Goal of the exercise →
Select and copy out every line in the records containing "Local".

Supplied records →
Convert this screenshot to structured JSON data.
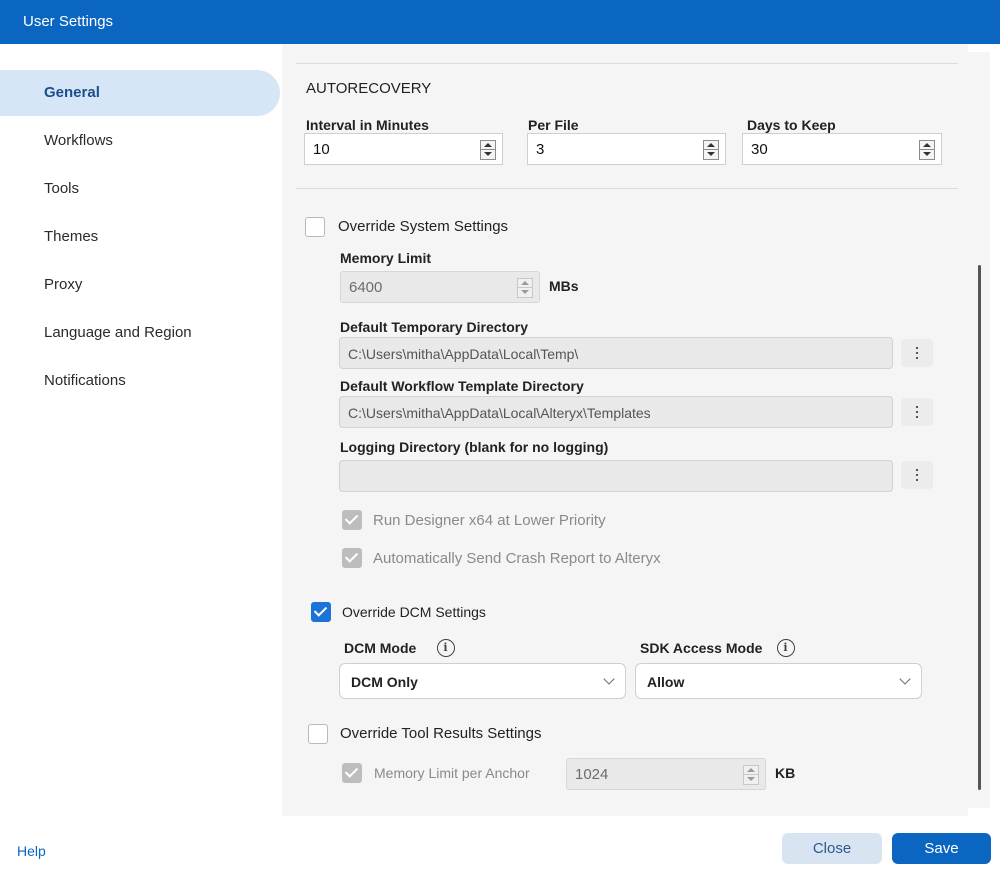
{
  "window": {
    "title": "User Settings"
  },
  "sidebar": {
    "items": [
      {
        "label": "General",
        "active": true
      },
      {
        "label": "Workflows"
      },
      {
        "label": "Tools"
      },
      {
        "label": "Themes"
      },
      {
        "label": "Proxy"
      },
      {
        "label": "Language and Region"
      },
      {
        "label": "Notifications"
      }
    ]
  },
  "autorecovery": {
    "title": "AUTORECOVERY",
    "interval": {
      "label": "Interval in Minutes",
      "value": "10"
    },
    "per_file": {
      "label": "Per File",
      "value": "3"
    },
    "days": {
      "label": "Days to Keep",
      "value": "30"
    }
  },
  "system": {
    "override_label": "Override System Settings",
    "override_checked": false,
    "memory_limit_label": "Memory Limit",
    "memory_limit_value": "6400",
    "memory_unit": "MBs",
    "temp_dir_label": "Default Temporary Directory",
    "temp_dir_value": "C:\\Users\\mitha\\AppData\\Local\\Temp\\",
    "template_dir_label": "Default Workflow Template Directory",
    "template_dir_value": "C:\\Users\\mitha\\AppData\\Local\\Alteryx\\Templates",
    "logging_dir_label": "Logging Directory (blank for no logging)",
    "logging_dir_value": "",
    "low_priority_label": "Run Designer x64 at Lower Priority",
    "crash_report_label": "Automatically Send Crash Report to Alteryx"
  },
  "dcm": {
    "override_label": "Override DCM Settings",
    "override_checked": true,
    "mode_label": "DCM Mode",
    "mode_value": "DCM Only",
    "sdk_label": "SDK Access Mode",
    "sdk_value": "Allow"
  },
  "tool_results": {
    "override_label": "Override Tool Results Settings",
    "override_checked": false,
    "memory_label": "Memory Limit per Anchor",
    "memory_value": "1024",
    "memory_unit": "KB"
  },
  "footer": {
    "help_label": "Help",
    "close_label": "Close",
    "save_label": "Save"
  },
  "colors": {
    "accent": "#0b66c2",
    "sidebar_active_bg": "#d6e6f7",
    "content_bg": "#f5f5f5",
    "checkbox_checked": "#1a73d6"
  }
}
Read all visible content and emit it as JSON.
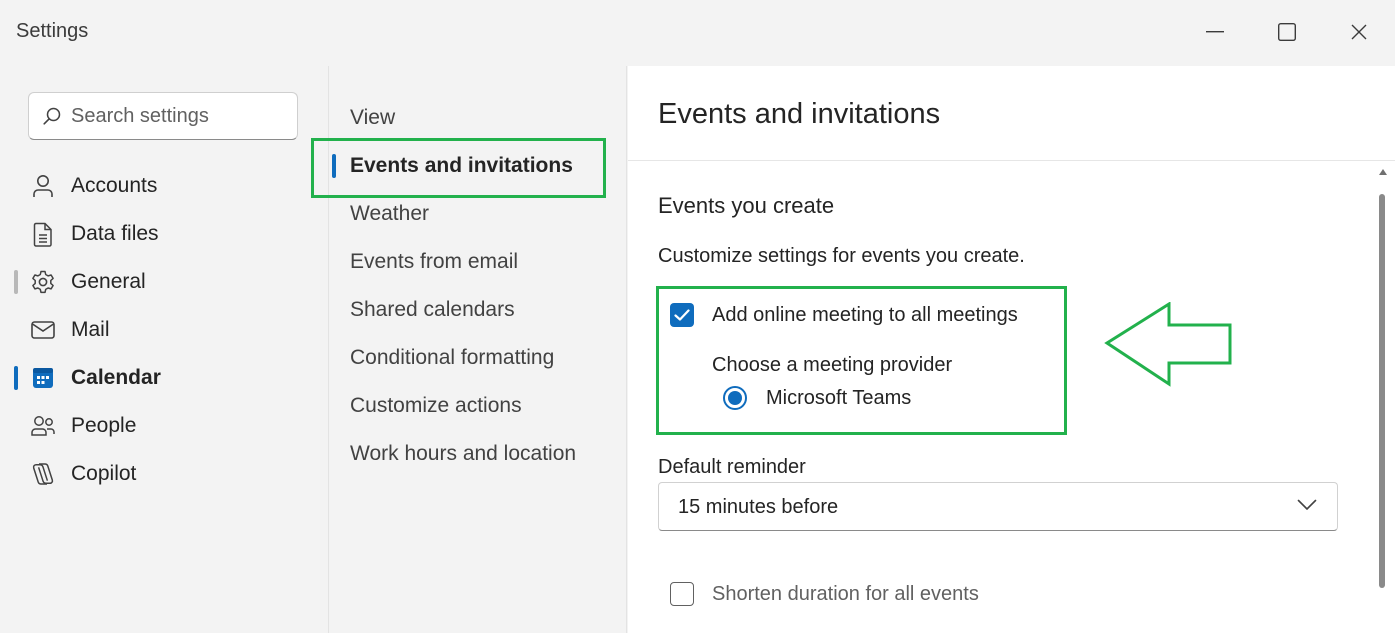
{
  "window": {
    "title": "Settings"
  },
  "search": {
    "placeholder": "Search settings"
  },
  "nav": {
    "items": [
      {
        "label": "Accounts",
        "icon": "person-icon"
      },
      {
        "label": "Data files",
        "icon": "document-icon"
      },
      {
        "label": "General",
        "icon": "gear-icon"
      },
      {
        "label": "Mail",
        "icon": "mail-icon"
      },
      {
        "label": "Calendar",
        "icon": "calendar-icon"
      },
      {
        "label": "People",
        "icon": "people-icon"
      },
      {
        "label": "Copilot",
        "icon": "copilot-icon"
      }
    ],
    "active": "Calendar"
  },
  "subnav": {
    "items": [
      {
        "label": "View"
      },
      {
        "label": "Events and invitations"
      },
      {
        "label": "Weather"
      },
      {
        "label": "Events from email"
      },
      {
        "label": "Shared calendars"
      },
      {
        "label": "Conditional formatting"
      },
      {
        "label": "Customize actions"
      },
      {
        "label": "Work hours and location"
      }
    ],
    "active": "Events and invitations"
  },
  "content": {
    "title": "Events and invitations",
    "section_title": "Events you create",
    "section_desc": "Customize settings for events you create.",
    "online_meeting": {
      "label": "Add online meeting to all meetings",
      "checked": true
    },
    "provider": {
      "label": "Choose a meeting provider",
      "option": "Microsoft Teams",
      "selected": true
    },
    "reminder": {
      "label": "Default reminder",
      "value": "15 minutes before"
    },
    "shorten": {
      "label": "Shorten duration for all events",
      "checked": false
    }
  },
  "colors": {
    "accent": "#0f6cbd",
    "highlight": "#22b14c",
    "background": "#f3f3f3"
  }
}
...
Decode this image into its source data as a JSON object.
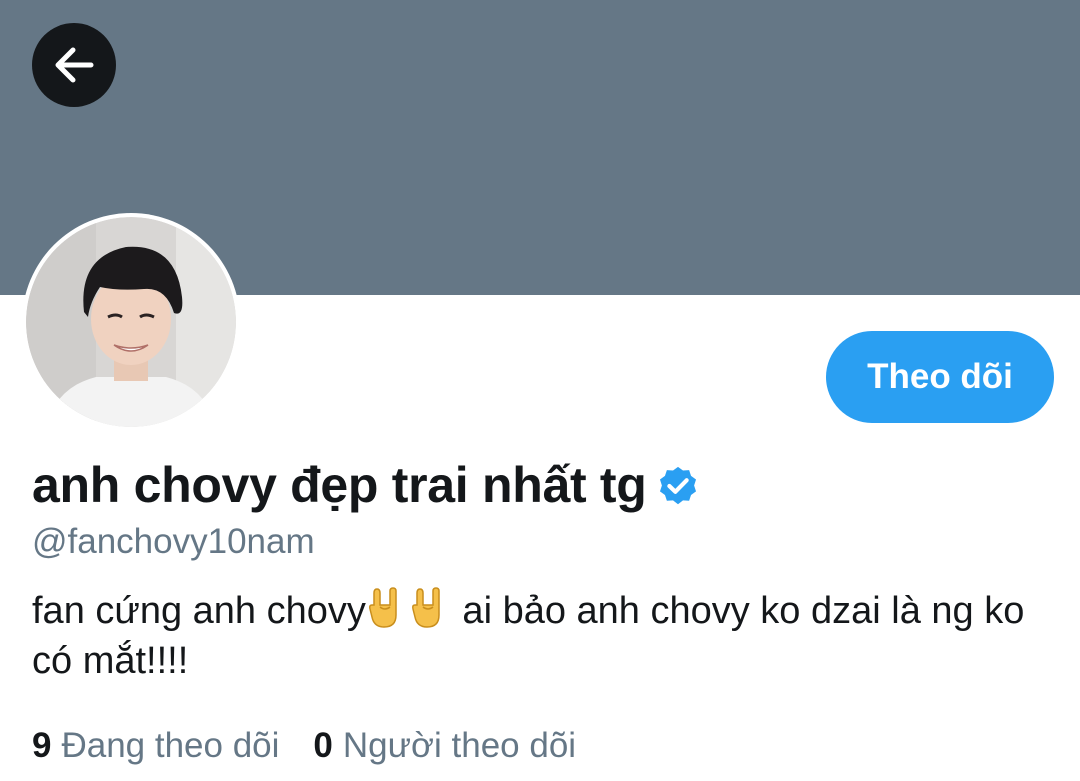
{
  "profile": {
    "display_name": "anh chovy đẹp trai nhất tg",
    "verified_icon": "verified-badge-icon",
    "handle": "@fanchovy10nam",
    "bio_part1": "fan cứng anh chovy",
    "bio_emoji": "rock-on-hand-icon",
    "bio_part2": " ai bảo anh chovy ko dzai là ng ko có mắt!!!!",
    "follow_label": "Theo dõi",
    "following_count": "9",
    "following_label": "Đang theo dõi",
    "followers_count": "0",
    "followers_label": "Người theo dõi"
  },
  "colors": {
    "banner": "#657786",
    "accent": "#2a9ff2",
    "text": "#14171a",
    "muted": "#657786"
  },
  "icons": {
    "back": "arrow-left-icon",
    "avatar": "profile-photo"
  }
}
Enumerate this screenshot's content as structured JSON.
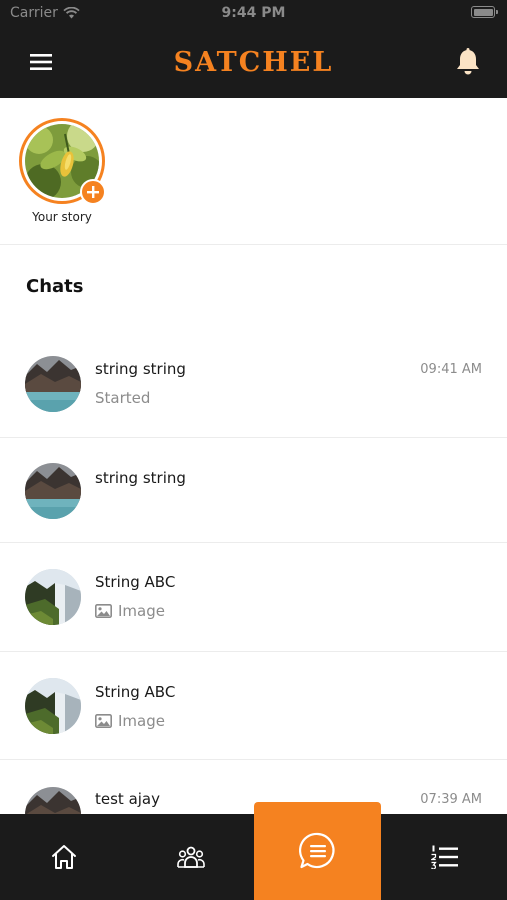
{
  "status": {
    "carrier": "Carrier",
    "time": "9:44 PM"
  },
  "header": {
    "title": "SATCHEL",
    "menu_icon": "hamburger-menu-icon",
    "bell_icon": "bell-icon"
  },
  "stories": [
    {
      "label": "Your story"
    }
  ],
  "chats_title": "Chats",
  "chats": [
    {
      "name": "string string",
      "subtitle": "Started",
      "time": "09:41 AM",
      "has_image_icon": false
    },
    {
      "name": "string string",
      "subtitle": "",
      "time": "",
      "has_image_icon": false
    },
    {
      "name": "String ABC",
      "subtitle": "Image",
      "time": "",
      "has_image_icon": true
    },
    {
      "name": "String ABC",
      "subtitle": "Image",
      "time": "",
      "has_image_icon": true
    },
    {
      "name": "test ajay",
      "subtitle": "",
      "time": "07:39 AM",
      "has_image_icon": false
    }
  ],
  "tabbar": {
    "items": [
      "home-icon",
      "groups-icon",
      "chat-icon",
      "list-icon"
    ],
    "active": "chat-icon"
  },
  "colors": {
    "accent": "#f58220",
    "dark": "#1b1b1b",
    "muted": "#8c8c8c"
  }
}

Written solution →
    "temp_dir_value": "C:\\Users\\mitha\\AppData\\Local\\Temp\\",
    "template_dir_value": "C:\\Users\\mitha\\AppData\\Local\\Alteryx\\Templates",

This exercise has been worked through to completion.